How automated is your business in which areas and why?

We emphasise that we are the machine maker making the machines which are going into the factories, and the machines we build are fully automated. We work very closely with Siemens to deliver cutting-edge machines that are digital, delivering everything from low level automation to full automation.

As manufacturers, we like to think we concentrate on the bigger issues and how automation can contribute to them. In terms of making packaging machines, this means the ability to build in flexibility, both in terms of packaging speed and pack sizes, as this is vital for mass customisation.

Could you provide me with some concrete figures?

We don’t cut metal on a machine until we’ve built its digital twin, which is vitally important to the physical machine’s ongoing success.

It allows us to simulate and test the machine, so we can inspect every component until we are happy with it, and only then do we cut any metal. This enables us to reduce the development costs of our next generation of machines by well over 50%.

When did you implement the technology of the digital twin?

Our digital twin is coming out now. We recently won a grant from Innovate UK as leaders of a consortium to develop the next generation of packaging machinery for the aerosol industry, so we’re currently working with Siemens, DHL, the manufacturing technology centre in Coventry, which is where we are building our digital twin, and the University of Bradford.

Together, we have the skills to build a digital twin that can be tried, tested and refined before we cut any metal. We can also simulate the environment or factory that the physical twin will work in and even virtually commission it.

But the digital twin is not finished there – it will then sit in the Internet of Things, continually monitoring the physical machine and any variance to optimum performance will be flagged, enabling us to take preventative action.

How important is data to your business today and do you think that change will going to move forward?

Incredibly important. Every aspect of our machines generate data, as all our assets have Simatic Drives which are web-server enabled, allowing us to put a huge amount of data up into the Internet of Things.

A digital twin is a computerised version of a physical asset, data from sensors in the real world can be inputted in to the twin to create simulations - image courtesy of APS
Digital twin – Image courtesy of APS

This is vital for improving efficiency on preventative maintenance and lowest cost of ownership going forward.

Data really is transformative for manufacturers. In the past, you had to raise the question first and then work hard to collect the data in order to answer it.

Now, you can collect all the data and then when you have a question to ask, you simply access the right set of data and answer it. Continual monitoring through the digital twin is now a reality.

What do you believe are the biggest challenges data driven manufacturing presents?

In the short-term, mindsets and skills to deal with the new technology. Some manufacturers will need retraining and others will need to become more open-minded in terms of incorporating and embracing this new technology.

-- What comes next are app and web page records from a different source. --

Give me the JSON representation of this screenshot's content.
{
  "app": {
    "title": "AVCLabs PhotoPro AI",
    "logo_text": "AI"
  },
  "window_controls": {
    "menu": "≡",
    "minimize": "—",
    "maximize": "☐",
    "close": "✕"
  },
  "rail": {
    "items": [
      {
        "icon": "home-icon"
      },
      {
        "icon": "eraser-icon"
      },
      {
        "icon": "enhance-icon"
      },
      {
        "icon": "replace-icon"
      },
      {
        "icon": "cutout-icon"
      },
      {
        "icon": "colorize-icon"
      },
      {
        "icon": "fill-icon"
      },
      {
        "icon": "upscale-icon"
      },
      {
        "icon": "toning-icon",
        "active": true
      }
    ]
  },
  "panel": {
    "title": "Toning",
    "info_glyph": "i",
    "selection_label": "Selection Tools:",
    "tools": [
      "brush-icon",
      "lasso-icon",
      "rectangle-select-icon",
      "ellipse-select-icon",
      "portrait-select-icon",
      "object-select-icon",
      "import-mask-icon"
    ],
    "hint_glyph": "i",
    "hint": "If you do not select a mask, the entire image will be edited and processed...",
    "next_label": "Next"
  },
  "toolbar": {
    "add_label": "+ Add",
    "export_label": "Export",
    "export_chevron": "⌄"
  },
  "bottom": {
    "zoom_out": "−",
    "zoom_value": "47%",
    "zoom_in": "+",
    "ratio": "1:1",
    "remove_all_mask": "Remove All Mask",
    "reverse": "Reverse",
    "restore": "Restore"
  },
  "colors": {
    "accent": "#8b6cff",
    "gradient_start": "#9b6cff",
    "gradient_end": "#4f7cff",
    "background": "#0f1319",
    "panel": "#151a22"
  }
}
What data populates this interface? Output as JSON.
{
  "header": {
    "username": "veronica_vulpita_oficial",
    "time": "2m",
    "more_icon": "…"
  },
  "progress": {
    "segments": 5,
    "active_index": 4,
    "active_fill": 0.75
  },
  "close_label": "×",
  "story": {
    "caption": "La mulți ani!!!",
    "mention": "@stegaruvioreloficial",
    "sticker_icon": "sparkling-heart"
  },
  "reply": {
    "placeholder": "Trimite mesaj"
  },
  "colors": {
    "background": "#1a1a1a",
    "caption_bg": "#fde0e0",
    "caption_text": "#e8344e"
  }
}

This is a big challenge that calls for a whole new relationship between machinery suppliers and operators, with the suppliers taking on a much more active “partnership” in ensuring optimum machine performance, right through it’s life.

What market demands are encouraging you to become more proactive towards data or connectivity?

Our mission statement is to be the lowest cost, most environmentally friendly packaging solution available – that drives everything we do and the way we do it.

Thanks to new data and connectivity opportunities, the laws have been rewritten in terms of Total Cost of Ownership (TCO) and Overall Equipment Effectiveness (OEE).

If you think about the supermarket industry – which I work in – it has access to massive amounts of customer data, meaning, it knows exactly what the customer wants. It now has to adapt to ensure that the right products are reaching the right people at the right time in the right stores, in the most efficient way. Big data opens up a whole new route to achieve this.

Overall, a big driver for us is to make improvements to overall efficiency, help reduce levels of stock holding and reduce supply chain costs